AS: What do you think is the best way to also add to the numbers of black picture editors?
BL: I feel like this is a moment when people are gonna start to realize how important black photo editors are. People are starting to have these tough conversations in their offices, in their newsrooms. And it's awkward to have a conversation about race when there's no one black there. It is also awkward to have a conversation about race when there's only one black person there. Immediately off the jump you are seeing that something is wrong.
What we will need to do is open up these gates, understand that we need to do a lot more mentorship; we need to open up and meet the folks that we are not used to meeting. Go places we are not used to going. Answer those phones for people we haven't spoken with before, that we don't have those relationships with. Ask around, because there are folks that want to get into it, but don't know how to get into it. There are folks, like myself— I'm a pretty decent photographer, but I am a better editor— who might need those opportunities, might need to see that pathway and, honestly, draw that pathway out and let people know there's a possibility and a way to do that.
AS: I feel like portfolio reviews and contests are a good place to really push to get more people of color involved and to really make it priority.
BL: And they are. I can honestly say, all the ones that I've been part of, they are. From the judges to reviewers to the reviewees, people are making honest to god, hardcore pushes to incorporate more black and brown folks in the portfolio reviews that they do. And there have also been moments where, if I'm on a judging panel, and I'm the only black person, I'm going to be like, “I don't know if I really want to be involved in this one. Not unless we can add another person of color in some way, shape, or form into this because this is not reflective of the people who submitted.”
So I think that's one thing that's been happening a lot more. I don't think that has been super public. Most of those are handled in back room email channels, threads, and things like that. I've been in conversations where white folks have just been like, “No, I'm sorry, I can’t. You're going to have to get some other folks in here. I will recuse myself. Here are like six people that are amazing that you should work with, that you should look at, that you should call.”
The NPPA (National Press Photographers Association) mandates it now, but, on top of that, they are intentional with it. They're like, “We’re going to do this. I know it might take a little bit of work, but everyone is going to feel better at the end for it. We're gonna have a much better judging pool than we've had before.
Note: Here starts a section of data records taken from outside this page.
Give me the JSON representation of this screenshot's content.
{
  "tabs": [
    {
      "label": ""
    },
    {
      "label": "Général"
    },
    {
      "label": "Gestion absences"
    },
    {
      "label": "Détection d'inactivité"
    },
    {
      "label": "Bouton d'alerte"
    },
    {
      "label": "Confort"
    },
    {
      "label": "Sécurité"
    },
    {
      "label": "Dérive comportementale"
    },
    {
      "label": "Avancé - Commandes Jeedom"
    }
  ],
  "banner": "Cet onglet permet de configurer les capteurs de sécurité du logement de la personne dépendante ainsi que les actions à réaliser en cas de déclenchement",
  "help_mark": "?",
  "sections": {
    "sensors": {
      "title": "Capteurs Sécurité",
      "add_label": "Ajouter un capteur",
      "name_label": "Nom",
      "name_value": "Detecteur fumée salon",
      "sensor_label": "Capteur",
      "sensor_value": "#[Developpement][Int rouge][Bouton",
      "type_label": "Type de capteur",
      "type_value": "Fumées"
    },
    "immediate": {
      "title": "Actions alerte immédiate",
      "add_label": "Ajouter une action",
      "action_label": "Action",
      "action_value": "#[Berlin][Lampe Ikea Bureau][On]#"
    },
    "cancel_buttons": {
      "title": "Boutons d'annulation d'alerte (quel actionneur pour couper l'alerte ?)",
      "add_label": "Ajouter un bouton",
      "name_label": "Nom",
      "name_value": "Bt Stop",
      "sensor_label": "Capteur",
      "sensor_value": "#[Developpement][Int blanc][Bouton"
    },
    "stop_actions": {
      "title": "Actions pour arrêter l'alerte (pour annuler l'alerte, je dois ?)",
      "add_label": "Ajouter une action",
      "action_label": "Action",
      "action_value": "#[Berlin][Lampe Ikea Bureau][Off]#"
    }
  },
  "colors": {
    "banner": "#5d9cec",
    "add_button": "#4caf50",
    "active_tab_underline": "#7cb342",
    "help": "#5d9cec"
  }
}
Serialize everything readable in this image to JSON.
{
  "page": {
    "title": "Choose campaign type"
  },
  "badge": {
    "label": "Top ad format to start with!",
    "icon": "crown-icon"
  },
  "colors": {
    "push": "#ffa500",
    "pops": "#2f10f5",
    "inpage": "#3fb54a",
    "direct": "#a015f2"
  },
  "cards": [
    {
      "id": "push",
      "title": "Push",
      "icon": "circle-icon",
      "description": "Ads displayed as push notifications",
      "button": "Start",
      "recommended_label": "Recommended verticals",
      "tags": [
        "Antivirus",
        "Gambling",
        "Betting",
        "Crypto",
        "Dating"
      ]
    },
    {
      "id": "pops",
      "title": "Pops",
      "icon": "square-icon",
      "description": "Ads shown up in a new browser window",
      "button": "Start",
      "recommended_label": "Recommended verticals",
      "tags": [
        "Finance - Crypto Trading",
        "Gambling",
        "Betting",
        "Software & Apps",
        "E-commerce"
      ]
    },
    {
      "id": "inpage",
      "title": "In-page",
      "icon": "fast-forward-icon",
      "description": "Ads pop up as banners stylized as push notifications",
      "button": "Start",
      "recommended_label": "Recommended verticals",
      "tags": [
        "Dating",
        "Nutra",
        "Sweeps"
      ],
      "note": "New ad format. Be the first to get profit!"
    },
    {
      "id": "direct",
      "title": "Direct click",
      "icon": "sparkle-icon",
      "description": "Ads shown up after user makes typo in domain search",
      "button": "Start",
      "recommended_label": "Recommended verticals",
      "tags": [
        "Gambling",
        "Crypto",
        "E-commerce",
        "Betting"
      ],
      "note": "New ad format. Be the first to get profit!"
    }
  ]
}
And, you know, at the end of the day, we're going to find the best work that's not through the white gaze that we've seen for the last 50, 60, 70, 80, 90 however many years.”